▶ [GIVEN INFORMATION]
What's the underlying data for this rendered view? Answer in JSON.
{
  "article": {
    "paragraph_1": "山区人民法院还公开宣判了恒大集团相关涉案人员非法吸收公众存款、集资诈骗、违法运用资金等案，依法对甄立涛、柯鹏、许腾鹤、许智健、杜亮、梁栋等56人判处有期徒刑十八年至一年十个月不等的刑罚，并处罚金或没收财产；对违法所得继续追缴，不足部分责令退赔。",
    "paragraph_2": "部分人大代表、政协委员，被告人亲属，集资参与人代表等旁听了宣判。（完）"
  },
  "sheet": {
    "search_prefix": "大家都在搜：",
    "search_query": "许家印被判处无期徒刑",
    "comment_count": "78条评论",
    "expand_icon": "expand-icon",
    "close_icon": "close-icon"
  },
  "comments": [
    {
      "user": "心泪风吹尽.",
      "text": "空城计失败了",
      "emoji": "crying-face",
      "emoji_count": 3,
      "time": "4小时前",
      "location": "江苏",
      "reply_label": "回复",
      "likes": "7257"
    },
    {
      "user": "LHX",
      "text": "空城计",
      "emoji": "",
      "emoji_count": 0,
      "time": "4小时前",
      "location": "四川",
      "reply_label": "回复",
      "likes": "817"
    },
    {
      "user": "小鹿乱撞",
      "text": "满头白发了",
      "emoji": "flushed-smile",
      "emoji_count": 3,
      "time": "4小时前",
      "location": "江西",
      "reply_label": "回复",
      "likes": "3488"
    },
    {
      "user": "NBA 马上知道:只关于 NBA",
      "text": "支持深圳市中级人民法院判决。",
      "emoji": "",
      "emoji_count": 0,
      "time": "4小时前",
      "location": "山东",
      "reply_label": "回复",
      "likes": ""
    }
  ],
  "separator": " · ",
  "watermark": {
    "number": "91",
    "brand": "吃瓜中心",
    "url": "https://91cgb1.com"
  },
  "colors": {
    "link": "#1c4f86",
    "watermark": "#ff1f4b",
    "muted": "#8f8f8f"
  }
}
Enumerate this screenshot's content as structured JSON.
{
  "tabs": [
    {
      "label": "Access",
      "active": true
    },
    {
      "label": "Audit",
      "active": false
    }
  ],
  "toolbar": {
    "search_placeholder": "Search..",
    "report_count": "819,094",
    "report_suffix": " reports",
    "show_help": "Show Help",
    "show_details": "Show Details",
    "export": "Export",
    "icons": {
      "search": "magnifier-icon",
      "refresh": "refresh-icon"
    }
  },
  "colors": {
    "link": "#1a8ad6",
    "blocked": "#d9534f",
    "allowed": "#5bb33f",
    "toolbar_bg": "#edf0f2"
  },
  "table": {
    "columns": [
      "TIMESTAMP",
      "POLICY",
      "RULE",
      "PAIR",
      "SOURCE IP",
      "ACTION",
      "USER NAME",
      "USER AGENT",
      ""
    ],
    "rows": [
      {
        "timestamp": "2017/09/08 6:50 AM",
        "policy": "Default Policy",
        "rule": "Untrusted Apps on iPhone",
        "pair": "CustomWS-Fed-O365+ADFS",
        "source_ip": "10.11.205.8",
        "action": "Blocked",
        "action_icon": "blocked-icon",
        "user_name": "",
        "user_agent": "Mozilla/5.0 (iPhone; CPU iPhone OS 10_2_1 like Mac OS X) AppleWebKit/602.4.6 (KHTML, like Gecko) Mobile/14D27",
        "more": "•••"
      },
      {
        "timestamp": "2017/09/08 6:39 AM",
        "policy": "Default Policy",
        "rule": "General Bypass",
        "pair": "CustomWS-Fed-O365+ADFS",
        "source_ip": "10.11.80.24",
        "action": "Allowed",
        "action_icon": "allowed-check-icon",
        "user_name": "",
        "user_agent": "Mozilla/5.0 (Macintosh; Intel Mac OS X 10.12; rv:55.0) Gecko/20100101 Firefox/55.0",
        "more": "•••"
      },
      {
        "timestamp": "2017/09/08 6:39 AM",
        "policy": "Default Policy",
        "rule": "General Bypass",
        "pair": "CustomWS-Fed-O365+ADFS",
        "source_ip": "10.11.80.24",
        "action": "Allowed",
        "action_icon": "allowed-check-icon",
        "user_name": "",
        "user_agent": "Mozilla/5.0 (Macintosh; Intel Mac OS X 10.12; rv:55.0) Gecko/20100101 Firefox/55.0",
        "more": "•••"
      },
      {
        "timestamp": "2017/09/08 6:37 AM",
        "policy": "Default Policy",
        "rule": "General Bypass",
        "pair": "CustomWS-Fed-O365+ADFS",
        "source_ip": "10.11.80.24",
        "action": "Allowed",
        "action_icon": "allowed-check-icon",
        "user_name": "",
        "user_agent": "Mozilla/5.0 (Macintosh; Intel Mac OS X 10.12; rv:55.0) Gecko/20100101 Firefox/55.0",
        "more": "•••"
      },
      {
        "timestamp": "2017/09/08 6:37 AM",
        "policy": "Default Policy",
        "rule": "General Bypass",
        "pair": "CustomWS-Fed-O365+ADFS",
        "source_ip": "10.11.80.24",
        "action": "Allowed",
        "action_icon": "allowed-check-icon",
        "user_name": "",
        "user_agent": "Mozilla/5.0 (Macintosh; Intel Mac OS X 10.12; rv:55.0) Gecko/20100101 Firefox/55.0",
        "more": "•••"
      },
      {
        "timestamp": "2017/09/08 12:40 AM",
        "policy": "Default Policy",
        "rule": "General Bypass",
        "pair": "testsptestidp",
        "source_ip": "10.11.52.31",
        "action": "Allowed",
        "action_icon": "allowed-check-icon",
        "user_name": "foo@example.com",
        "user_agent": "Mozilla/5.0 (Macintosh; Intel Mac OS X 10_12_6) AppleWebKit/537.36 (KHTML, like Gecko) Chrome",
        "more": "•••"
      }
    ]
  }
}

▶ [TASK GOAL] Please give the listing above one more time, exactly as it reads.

▶ [YOUR SOLUTION]
What's the underlying data for this rendered view? Answer in JSON.
{
  "article": {
    "paragraph_1": "山区人民法院还公开宣判了恒大集团相关涉案人员非法吸收公众存款、集资诈骗、违法运用资金等案，依法对甄立涛、柯鹏、许腾鹤、许智健、杜亮、梁栋等56人判处有期徒刑十八年至一年十个月不等的刑罚，并处罚金或没收财产；对违法所得继续追缴，不足部分责令退赔。",
    "paragraph_2": "部分人大代表、政协委员，被告人亲属，集资参与人代表等旁听了宣判。（完）"
  },
  "sheet": {
    "search_prefix": "大家都在搜：",
    "search_query": "许家印被判处无期徒刑",
    "comment_count": "78条评论",
    "expand_icon": "expand-icon",
    "close_icon": "close-icon"
  },
  "comments": [
    {
      "user": "心泪风吹尽.",
      "text": "空城计失败了",
      "emoji": "crying-face",
      "emoji_count": 3,
      "time": "4小时前",
      "location": "江苏",
      "reply_label": "回复",
      "likes": "7257"
    },
    {
      "user": "LHX",
      "text": "空城计",
      "emoji": "",
      "emoji_count": 0,
      "time": "4小时前",
      "location": "四川",
      "reply_label": "回复",
      "likes": "817"
    },
    {
      "user": "小鹿乱撞",
      "text": "满头白发了",
      "emoji": "flushed-smile",
      "emoji_count": 3,
      "time": "4小时前",
      "location": "江西",
      "reply_label": "回复",
      "likes": "3488"
    },
    {
      "user": "NBA 马上知道:只关于 NBA",
      "text": "支持深圳市中级人民法院判决。",
      "emoji": "",
      "emoji_count": 0,
      "time": "4小时前",
      "location": "山东",
      "reply_label": "回复",
      "likes": ""
    }
  ],
  "separator": " · ",
  "watermark": {
    "number": "91",
    "brand": "吃瓜中心",
    "url": "https://91cgb1.com"
  },
  "colors": {
    "link": "#1c4f86",
    "watermark": "#ff1f4b",
    "muted": "#8f8f8f"
  }
}
Enumerate this screenshot's content as structured JSON.
{
  "tabs": [
    {
      "label": "Access",
      "active": true
    },
    {
      "label": "Audit",
      "active": false
    }
  ],
  "toolbar": {
    "search_placeholder": "Search..",
    "report_count": "819,094",
    "report_suffix": " reports",
    "show_help": "Show Help",
    "show_details": "Show Details",
    "export": "Export",
    "icons": {
      "search": "magnifier-icon",
      "refresh": "refresh-icon"
    }
  },
  "colors": {
    "link": "#1a8ad6",
    "blocked": "#d9534f",
    "allowed": "#5bb33f",
    "toolbar_bg": "#edf0f2"
  },
  "table": {
    "columns": [
      "TIMESTAMP",
      "POLICY",
      "RULE",
      "PAIR",
      "SOURCE IP",
      "ACTION",
      "USER NAME",
      "USER AGENT",
      ""
    ],
    "rows": [
      {
        "timestamp": "2017/09/08 6:50 AM",
        "policy": "Default Policy",
        "rule": "Untrusted Apps on iPhone",
        "pair": "CustomWS-Fed-O365+ADFS",
        "source_ip": "10.11.205.8",
        "action": "Blocked",
        "action_icon": "blocked-icon",
        "user_name": "",
        "user_agent": "Mozilla/5.0 (iPhone; CPU iPhone OS 10_2_1 like Mac OS X) AppleWebKit/602.4.6 (KHTML, like Gecko) Mobile/14D27",
        "more": "•••"
      },
      {
        "timestamp": "2017/09/08 6:39 AM",
        "policy": "Default Policy",
        "rule": "General Bypass",
        "pair": "CustomWS-Fed-O365+ADFS",
        "source_ip": "10.11.80.24",
        "action": "Allowed",
        "action_icon": "allowed-check-icon",
        "user_name": "",
        "user_agent": "Mozilla/5.0 (Macintosh; Intel Mac OS X 10.12; rv:55.0) Gecko/20100101 Firefox/55.0",
        "more": "•••"
      },
      {
        "timestamp": "2017/09/08 6:39 AM",
        "policy": "Default Policy",
        "rule": "General Bypass",
        "pair": "CustomWS-Fed-O365+ADFS",
        "source_ip": "10.11.80.24",
        "action": "Allowed",
        "action_icon": "allowed-check-icon",
        "user_name": "",
        "user_agent": "Mozilla/5.0 (Macintosh; Intel Mac OS X 10.12; rv:55.0) Gecko/20100101 Firefox/55.0",
        "more": "•••"
      },
      {
        "timestamp": "2017/09/08 6:37 AM",
        "policy": "Default Policy",
        "rule": "General Bypass",
        "pair": "CustomWS-Fed-O365+ADFS",
        "source_ip": "10.11.80.24",
        "action": "Allowed",
        "action_icon": "allowed-check-icon",
        "user_name": "",
        "user_agent": "Mozilla/5.0 (Macintosh; Intel Mac OS X 10.12; rv:55.0) Gecko/20100101 Firefox/55.0",
        "more": "•••"
      },
      {
        "timestamp": "2017/09/08 6:37 AM",
        "policy": "Default Policy",
        "rule": "General Bypass",
        "pair": "CustomWS-Fed-O365+ADFS",
        "source_ip": "10.11.80.24",
        "action": "Allowed",
        "action_icon": "allowed-check-icon",
        "user_name": "",
        "user_agent": "Mozilla/5.0 (Macintosh; Intel Mac OS X 10.12; rv:55.0) Gecko/20100101 Firefox/55.0",
        "more": "•••"
      },
      {
        "timestamp": "2017/09/08 12:40 AM",
        "policy": "Default Policy",
        "rule": "General Bypass",
        "pair": "testsptestidp",
        "source_ip": "10.11.52.31",
        "action": "Allowed",
        "action_icon": "allowed-check-icon",
        "user_name": "foo@example.com",
        "user_agent": "Mozilla/5.0 (Macintosh; Intel Mac OS X 10_12_6) AppleWebKit/537.36 (KHTML, like Gecko) Chrome",
        "more": "•••"
      }
    ]
  }
}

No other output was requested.